U.S. Classification361/90, 363/50
International ClassificationH02M3/156, H02J7/00
Cooperative ClassificationA61M2205/8212, H02J7/0065, A61M5/14276, H02M3/156
European ClassificationH02J7/00K1, H02M3/156
Legal Events
DateCodeEventDescription
Oct 30, 2007FPExpired due to failure to pay maintenance fee
Effective date: 20070907
Sep 7, 2007LAPSLapse for failure to pay maintenance fees
Mar 28, 2007REMIMaintenance fee reminder mailed

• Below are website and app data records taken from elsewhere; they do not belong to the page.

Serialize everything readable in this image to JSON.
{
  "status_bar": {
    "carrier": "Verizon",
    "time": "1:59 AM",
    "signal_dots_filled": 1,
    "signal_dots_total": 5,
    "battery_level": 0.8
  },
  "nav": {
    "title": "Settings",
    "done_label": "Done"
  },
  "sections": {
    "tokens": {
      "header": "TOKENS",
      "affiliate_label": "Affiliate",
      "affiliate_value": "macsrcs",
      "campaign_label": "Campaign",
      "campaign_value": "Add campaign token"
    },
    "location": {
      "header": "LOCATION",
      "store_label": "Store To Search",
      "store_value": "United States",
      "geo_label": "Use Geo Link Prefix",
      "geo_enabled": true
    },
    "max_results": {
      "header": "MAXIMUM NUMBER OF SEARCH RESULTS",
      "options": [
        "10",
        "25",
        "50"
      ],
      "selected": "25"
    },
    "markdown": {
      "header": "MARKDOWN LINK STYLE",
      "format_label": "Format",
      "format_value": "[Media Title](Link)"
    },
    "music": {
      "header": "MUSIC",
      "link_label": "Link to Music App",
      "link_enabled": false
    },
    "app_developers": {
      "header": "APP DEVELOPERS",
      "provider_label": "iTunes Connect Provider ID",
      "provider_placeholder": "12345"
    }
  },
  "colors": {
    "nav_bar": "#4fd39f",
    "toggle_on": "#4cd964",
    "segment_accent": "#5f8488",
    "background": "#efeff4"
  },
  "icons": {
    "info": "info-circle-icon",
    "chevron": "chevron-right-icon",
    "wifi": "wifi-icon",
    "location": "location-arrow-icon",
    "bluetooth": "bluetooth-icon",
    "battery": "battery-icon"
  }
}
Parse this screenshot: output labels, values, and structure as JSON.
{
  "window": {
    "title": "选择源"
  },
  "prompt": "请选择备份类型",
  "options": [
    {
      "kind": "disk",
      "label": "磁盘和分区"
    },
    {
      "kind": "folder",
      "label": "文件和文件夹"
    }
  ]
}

Mar 26, 2003REMIMaintenance fee reminder mailed
Mar 6, 2003FPAYFee payment
Year of fee payment: 4
Dec 1, 1998ASAssignment
Owner name: EXONIX CORPORATION, FLORIDA
Free format text: ASSIGNMENT OF ASSIGNORS INTEREST;ASSIGNORS:BARRERAS, FRANCISCO JOSE SR.;ECHARRI, GUILLERMO;ECHARRI,ROBERTO;REEL/FRAME:009628/0184
Effective date: 19981103